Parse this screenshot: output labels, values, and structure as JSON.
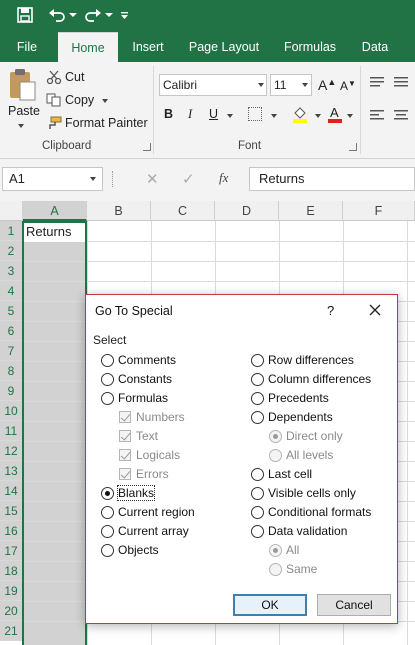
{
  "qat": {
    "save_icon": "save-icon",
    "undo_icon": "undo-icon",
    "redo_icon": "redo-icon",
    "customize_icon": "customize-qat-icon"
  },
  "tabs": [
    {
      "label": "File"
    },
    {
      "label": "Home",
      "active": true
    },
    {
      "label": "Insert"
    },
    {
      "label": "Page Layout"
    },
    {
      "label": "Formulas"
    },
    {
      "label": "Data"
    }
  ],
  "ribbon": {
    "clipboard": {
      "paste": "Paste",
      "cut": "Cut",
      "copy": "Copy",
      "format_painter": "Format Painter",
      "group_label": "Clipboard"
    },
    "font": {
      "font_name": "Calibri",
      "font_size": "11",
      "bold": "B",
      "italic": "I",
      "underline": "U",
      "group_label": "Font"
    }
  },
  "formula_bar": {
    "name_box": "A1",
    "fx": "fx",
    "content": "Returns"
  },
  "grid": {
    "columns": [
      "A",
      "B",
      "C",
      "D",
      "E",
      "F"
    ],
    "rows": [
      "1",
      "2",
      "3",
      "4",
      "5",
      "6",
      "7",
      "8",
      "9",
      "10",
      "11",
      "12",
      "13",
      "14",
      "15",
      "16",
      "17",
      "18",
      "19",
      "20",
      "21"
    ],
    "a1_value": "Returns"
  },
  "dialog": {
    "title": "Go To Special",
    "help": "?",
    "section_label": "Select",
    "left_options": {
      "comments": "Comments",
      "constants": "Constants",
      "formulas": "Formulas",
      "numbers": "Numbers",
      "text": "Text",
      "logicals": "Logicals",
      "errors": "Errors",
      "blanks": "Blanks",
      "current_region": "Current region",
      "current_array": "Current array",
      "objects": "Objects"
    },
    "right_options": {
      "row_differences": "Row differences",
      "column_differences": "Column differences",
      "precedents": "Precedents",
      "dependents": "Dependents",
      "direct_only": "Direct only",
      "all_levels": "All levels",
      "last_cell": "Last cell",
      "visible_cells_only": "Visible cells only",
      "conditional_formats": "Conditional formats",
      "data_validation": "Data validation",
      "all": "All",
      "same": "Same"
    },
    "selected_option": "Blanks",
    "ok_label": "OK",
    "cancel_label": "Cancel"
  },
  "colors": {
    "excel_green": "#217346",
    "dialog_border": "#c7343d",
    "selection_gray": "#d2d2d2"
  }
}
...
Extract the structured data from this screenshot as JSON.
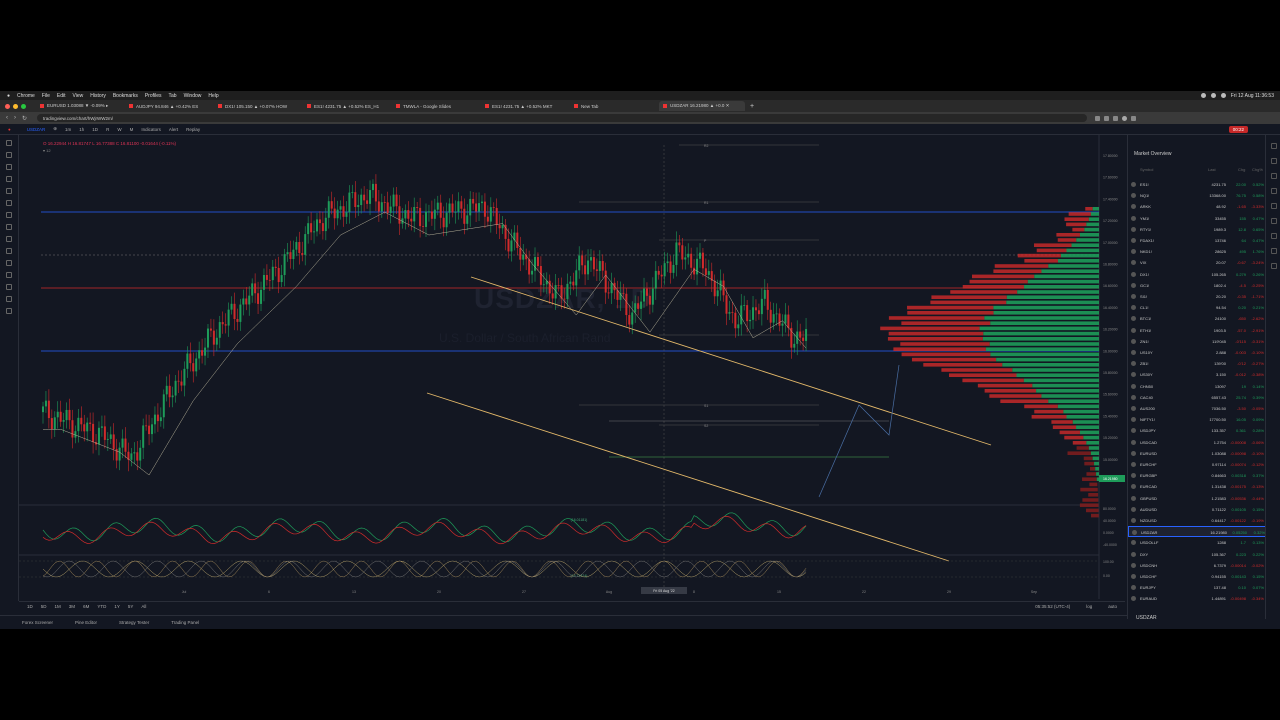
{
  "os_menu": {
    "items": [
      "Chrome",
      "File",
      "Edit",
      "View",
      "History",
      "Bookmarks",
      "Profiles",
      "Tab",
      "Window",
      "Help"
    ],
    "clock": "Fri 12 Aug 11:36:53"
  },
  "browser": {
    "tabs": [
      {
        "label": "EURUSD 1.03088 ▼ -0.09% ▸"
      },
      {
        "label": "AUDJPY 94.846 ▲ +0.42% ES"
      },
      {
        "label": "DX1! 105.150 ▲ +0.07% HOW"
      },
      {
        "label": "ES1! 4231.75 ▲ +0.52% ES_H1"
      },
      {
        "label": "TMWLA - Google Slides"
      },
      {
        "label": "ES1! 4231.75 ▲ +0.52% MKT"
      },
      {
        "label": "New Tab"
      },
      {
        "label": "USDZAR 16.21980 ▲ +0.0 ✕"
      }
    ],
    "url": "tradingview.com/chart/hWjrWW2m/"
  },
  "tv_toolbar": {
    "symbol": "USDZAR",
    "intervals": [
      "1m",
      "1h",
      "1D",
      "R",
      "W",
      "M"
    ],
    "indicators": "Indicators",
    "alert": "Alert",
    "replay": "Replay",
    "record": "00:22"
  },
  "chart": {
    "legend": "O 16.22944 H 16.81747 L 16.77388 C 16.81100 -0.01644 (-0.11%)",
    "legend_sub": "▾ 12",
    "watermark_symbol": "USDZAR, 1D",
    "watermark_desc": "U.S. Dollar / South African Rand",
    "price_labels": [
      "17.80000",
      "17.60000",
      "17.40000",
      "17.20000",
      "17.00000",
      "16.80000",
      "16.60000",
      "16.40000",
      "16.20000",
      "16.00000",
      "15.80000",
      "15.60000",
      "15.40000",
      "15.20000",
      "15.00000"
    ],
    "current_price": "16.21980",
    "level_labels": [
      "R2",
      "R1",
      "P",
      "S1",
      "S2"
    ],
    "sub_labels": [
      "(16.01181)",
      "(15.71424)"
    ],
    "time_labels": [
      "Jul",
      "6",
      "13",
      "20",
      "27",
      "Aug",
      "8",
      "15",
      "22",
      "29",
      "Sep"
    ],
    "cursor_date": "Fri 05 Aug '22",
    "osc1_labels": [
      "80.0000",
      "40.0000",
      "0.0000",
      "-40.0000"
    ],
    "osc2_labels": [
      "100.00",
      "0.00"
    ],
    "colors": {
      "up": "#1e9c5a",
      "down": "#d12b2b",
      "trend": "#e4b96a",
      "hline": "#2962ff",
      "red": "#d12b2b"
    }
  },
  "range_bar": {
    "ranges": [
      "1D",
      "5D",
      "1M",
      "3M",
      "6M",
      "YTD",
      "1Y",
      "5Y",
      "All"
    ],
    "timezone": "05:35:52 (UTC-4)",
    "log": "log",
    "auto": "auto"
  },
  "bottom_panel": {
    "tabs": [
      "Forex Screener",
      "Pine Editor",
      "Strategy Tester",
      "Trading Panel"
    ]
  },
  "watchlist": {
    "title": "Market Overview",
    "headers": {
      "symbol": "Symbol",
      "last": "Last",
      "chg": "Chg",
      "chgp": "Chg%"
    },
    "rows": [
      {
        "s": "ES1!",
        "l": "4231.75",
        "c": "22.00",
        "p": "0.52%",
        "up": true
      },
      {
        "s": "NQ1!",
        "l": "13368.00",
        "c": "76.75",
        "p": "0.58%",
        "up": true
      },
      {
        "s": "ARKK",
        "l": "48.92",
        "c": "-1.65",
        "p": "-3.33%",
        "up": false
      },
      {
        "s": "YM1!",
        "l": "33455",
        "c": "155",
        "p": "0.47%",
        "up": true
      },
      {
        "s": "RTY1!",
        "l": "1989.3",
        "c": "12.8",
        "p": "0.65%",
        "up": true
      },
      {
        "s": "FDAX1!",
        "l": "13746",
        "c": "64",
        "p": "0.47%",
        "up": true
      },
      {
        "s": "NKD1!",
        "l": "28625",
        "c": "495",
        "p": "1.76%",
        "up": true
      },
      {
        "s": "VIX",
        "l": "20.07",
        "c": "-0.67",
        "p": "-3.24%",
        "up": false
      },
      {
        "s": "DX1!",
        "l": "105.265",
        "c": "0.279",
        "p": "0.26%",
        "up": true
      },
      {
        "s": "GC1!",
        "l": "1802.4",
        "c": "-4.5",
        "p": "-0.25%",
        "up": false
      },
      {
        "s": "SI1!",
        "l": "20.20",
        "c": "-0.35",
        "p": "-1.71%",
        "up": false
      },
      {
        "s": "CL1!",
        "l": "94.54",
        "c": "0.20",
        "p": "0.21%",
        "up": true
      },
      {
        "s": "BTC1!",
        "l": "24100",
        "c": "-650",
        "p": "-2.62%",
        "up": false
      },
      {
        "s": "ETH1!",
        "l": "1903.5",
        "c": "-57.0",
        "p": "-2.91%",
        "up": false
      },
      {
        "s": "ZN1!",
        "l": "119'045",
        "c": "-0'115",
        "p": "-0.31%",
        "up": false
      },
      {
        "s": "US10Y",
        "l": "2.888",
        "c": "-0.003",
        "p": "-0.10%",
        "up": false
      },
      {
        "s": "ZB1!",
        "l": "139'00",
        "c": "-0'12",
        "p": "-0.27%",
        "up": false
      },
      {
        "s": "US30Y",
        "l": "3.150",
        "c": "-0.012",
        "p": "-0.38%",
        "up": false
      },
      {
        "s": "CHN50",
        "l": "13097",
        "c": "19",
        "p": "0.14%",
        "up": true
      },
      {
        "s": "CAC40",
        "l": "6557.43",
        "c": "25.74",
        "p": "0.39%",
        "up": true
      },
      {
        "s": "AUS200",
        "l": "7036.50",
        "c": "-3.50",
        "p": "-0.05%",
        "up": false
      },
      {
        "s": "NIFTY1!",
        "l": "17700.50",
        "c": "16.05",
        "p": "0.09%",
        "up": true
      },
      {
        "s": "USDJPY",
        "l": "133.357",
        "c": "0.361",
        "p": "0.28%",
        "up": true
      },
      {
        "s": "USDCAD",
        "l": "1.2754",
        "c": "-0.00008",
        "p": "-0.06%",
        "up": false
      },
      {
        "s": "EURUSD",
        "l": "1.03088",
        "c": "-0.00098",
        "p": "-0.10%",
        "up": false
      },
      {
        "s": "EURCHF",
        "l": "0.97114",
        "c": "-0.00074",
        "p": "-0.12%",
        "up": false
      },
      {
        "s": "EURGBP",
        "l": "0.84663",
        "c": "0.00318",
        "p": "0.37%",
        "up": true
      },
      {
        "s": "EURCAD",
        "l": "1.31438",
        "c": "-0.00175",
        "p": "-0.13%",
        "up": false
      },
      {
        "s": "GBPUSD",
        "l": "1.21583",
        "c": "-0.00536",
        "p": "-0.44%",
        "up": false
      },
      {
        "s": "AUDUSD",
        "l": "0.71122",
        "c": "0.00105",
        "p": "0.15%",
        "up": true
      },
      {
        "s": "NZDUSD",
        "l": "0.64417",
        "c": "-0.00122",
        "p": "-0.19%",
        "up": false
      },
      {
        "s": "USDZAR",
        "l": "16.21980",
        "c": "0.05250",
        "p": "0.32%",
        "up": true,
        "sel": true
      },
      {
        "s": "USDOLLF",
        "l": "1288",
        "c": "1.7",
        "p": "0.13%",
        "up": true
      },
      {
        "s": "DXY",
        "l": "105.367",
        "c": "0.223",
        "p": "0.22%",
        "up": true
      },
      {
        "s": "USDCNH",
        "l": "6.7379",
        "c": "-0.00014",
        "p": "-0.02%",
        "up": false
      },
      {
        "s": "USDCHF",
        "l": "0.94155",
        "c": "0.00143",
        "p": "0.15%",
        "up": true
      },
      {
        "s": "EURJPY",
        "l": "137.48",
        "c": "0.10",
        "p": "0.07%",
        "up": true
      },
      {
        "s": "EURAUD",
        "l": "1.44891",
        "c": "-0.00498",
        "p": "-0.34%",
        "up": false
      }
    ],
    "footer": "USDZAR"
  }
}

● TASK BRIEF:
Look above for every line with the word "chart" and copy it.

● TASK SOLUTION:
    "url": "tradingview.com/chart/hWjrWW2m/"
  "chart": {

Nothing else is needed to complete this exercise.